‘Abstract Art Digs Deeper’
‘Abstract Art Digs Deeper’ is the title of this blog as I set about investigating the interface between art and archaeology. So what does ‘interface’ mean?
So far, the definitions I have found go like this:- a surface forming a common boundary between adjacent regions; a point at which independent systems or diverse groups interact; the area shared by two or more fields of study; an interconnection between systems, equipment, concepts or people.
In other words, my interest is in locating the intersecting ground between these two disciplines and exploring their shared features. Why? Because I think that there is a lot in common between the artist and the archaeologist.
Initially this sounds a little unlikely as the artist and the scientist are considered by contemporary decision makers to be mutually exclusive. Why should this be the case? There have certainly been plenty of people in the past who have managed to embrace both art and science, and make valuable contributions to both. Leonardo da Vinci would be a good case in point. A brief glance at his notebooks will show how he did not separate one area of study from another, or desist from pursuing an interest because it was not ‘arty’ enough. Instead he seemed to see all areas of study as worthy of his attention. The practical problems he encountered in the making of a painting were on the same level as the practical problems he sought to solve in connection with designing machinery to enable human flight. And both his art and his science relied on acute observation of facts and details.

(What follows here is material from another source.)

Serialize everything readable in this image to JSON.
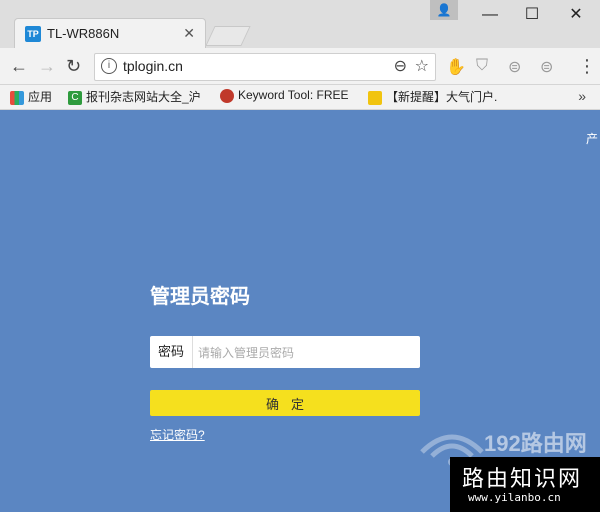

Could it be that our education system has had a part to play in the current perceptions that we have? Are we not actively encouraged to think that it is not possible for one person to be both a scientist and an artist? Could it be argued that our children are expected to define themselves as either art-based or science-based at far too early a point in their education? Wouldn’t it lead to a richer experience of education, and a richer vein of future achievement for society to mine, if we encouraged young people to achieve competence in both sectors, pursue both strands where possible, rather than force a decision towards one or the other?
Perhaps the problem is that we are taught that art is to do with imagination, whereas science is to do with facts. Yet scientists need imagination as part of their professional toolkits, and this goes for archaeologists in particular. Without imagination, new vaccines would never be found, new areas of technology never investigated, new planets never discovered, and many of the myriad of mysteries that science inevitably throws up would never be explained. As for archaeologists, we would know nothing about our deep human past if informed imagination had not been exercised by those who excavated and analysed ancient and prehistoric sites. Imagination is not just the preserve of the arts.
And imagination is not the only ingredient that goes into making art. Most artists research before they make. Whether it’s to do with ancient history, social history, art history, contemporary culture, or the physical and chemical properties of materials and supports, research allows the artist to do what they do as well as they can. Research involving the discovering of facts is also important in the refuelling of the imagination, in the overcoming of boundaries, in the opening up of new areas of interest, in the bringing together of apparently divergent subject areas, all of which are important to the artist.
Going back to Leonardo, Michael White’s book ‘Leonardo, the First Scientist’ closes with a very appropriate passage.
“As I have emphasised, I believe Leonardo was certainly a scientist, but to accept this one must allow for a broader interpretation of what the word ‘science’ means, and many are unwilling to do so. To me, science is exploration, it is questioning, it is the application of imagination, it is analysis. … What he lacked in mathematical skills he made up for with his genius as an artist. For although mathematics is a tool for the scientist and used to manipulate information, it is also employed as a means to express ideas, to portray concepts, to illustrate principles.’ (p 329)
I must admit that my mathematical prowess leaves much to be desired, but if science is exploring and questioning and analysing, then there is more of the scientist in me than I’d realised!
What do you, the scientist, think? Do you perceive the use of imagination in your work? Or are you more inclined to think that art and science are completely different, and should remain at opposite ends of the spectrum? Or are you an archaeologist, and feel that your work is not only science, but allows for more ‘art’ skills, techniques and perceptions? I’d love to have your response!